Friday, November 21st, 2014
Pants on Fire!
Chain email
Less than 10 percent of President Barack Obama’s Cabinet members have private-sector experience.

Chain email on Thursday, September 27th, 2012 in an email

Is private-sector experience in short supply in the Obama administration?

Ah, the stealthy side of politics.

Stolen campaign yard signs. Anonymous fliers mailed to voters disparaging an opponent. And then there’s the chain email.

A PolitiFact Georgia reader forwarded us an email sent her way about President Barack Obama and asked us to examine its veracity. The email was full of charts and graphs that would suggest Obama has done a poor job as president. Some have been widely discussed and examined by PolitiFact and other fact-checking operations, such as how many Americans are receiving food stamps and a comparison of unemployment rates under Obama and his two most recent predecessors.

There was one comparison that has come up before that we felt compelled to address since it hasn’t been written about on our site. Under a chart titled "Cabinet Appointments: Prior Private Sector Experience, 1900-2009," it had Obama below the 10 percent mark.

Could it be? Did less than 10 percent of Obama’s Cabinet appointments have private-sector experience before working for the president?

The email ends with a request to forward it to at least two other people.

"100 would be even better," it said.

Those who receive the email may want to hold off before doing so to make sure they’re distributing accurate information.

One consistent theme of criticism leveled against Obama is that he does not comprehend what the American economy needs in order to grow because the president doesn’t understand how the private sector works. Obama campaign officials respond that his economic policies helped keep the nation from falling into a depression and have resulted in a modest recovery.

So what about his Cabinet? Obama critics appear to be fond of claiming the president’s Cabinet had little private-sector experience, using a chart that accompanied a column written in Forbes about Obama’s "business blind spot" in 2009.

Obama had by far the lowest percentage on the chart. John F. Kennedy was the next lowest, with just below 30 percent of his Cabinet appointments having private-sector experience. Most of the others were between 40 percent and 50 percent.

The writer, Michael Cembalest, examined the histories of nine Cabinet positions for the comparison. The departments they headed were Agriculture, Commerce, Energy, Housing and Urban Development, Interior, Labor, State, Transportation and Treasury:

Conservative commentator Glenn Beck talked about the chart on his show shortly afterward, saying less than 10 percent of Obama's Cabinet appointees "have any experience in the private sector." PolitiFact examined Beck’s statement, came across the Forbes article and did its own research. It found three Obama Cabinet members in those nine departments that Cembalest cited had significant corporate or business experience: Steven Chu in Energy, Shaun Donovan in HUD and Ken Salazar in Interior.

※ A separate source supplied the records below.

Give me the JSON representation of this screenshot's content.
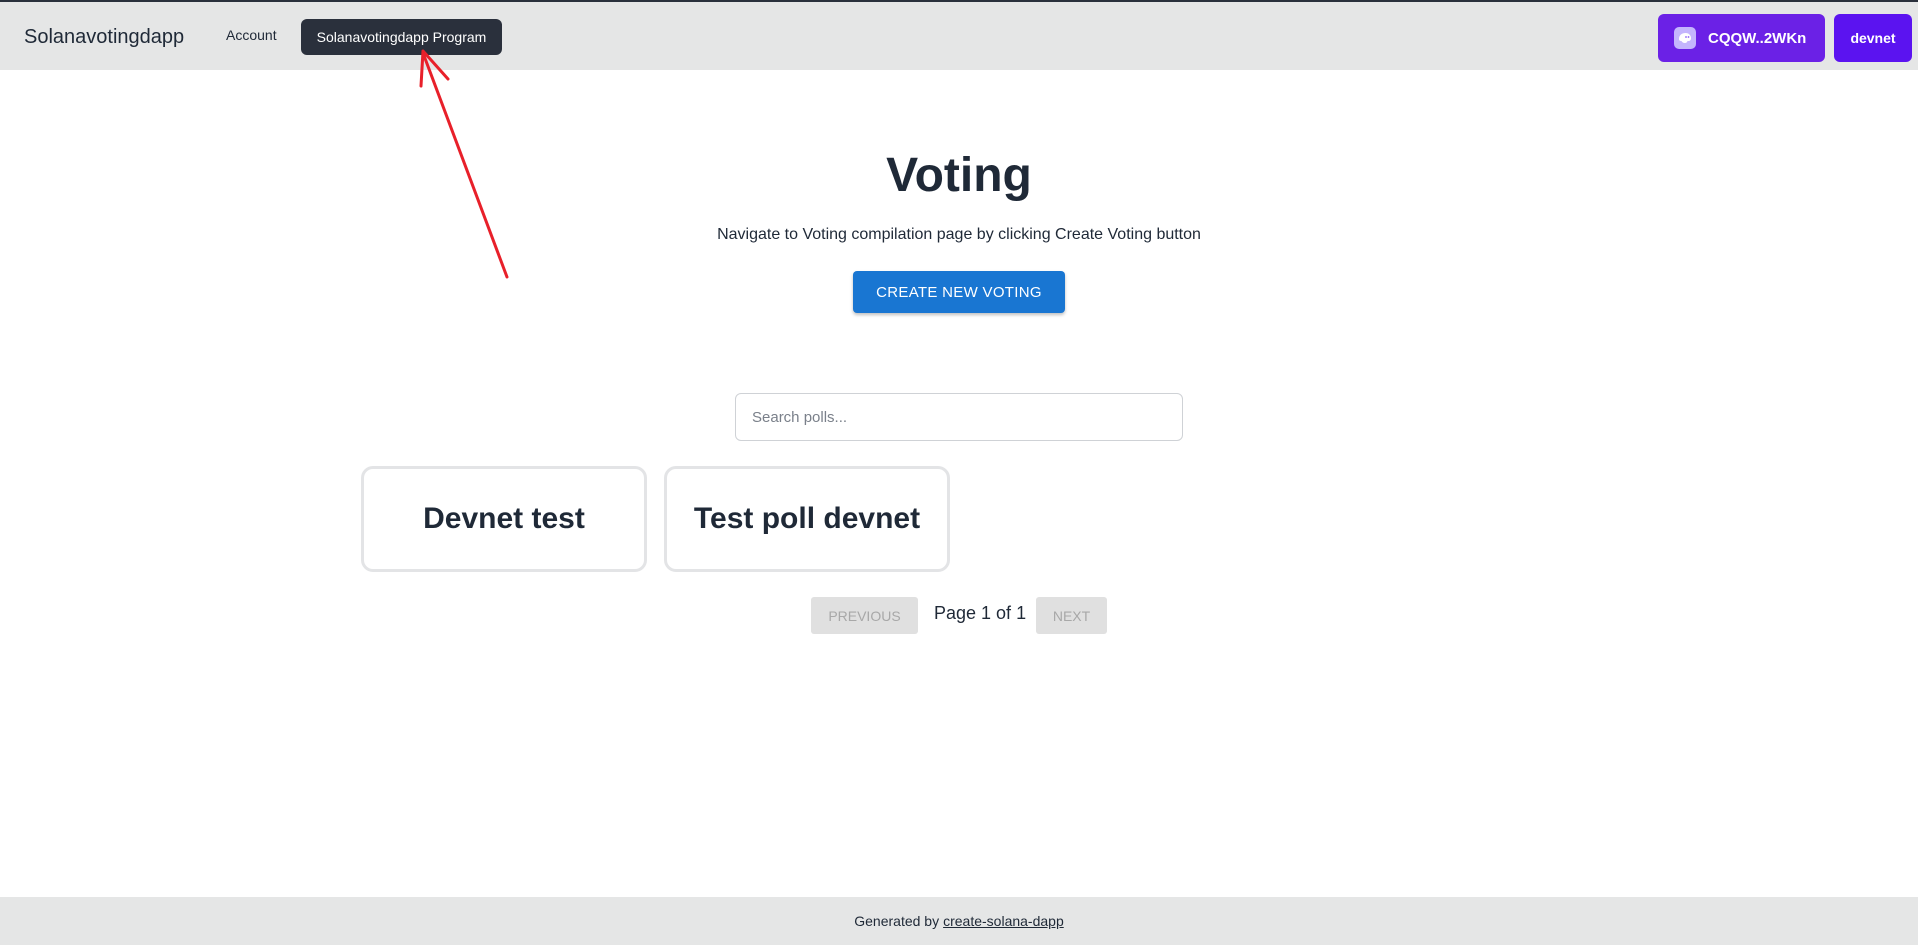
{
  "navbar": {
    "brand": "Solanavotingdapp",
    "links": [
      {
        "label": "Account"
      },
      {
        "label": "Solanavotingdapp Program"
      }
    ],
    "wallet_label": "CQQW..2WKn",
    "cluster_label": "devnet"
  },
  "main": {
    "title": "Voting",
    "subtitle": "Navigate to Voting compilation page by clicking Create Voting button",
    "create_button": "CREATE NEW VOTING",
    "search": {
      "placeholder": "Search polls...",
      "value": ""
    },
    "polls": [
      {
        "title": "Devnet test"
      },
      {
        "title": "Test poll devnet"
      }
    ],
    "pagination": {
      "previous_label": "PREVIOUS",
      "page_text": "Page 1 of 1",
      "next_label": "NEXT"
    }
  },
  "footer": {
    "text": "Generated by",
    "link_label": "create-solana-dapp"
  },
  "colors": {
    "accent": "#1976d2",
    "wallet": "#6b21e6",
    "cluster": "#5b13f0",
    "annotation_arrow": "#e8202a"
  },
  "icons": {
    "wallet": "ghost-icon",
    "annotation": "red-arrow-icon"
  }
}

Chu headed the electronics research lab at AT&T Bell Laboratories; Donovan served as managing director of Prudential Mortgage Capital Co.; and Salazar has been a partner in his family's farm, and he owned and operated a Dairy Queen and radio stations in his home state of Colorado.

Three other Obama appointees had legal experience in the private sector: Secretary of State Hillary Rodham Clinton, Agriculture Secretary Tom Vilsack and Commerce Secretary Gary Locke. Treasury Secretary Timothy Geithner worked for Kissinger Associates, a consulting firm that advises international corporations on political and economic conditions overseas.

Cembalest said that he did discount the corporate experience of Clinton, Vilsack and Locke. Cembalest acknowledged fault in missing Salazar's business background, saying he would have given him a full point if he had it to do over again. Cembalest said Chu and Donovan did not represent the kind of private-sector business experience he was looking for when doing his study. Cembalest said he did not mean for his research to be used for political ends.

Beck got a False on the Truth-O-Meter for repeating the claim, holding the commentator accountable for his words. Nearly two years later, in August 2011, U.S. Rep. Michele Bachmann, R-Minn., made a similar claim about Obama’s Cabinet during the early stages of her presidential bid.

"[Obama] has virtually no one in his Cabinet with private-sector experience," she said.

Not true. Her claim got a Pants on Fire.

Once again, the chart contains data that the author has since said was missing some information. It seems clear that more than 10 percent of Obama’s Cabinet has private-sector experience. The authors of this chain email should know better by now. We say hit the delete button on this claim. Pants on Fire.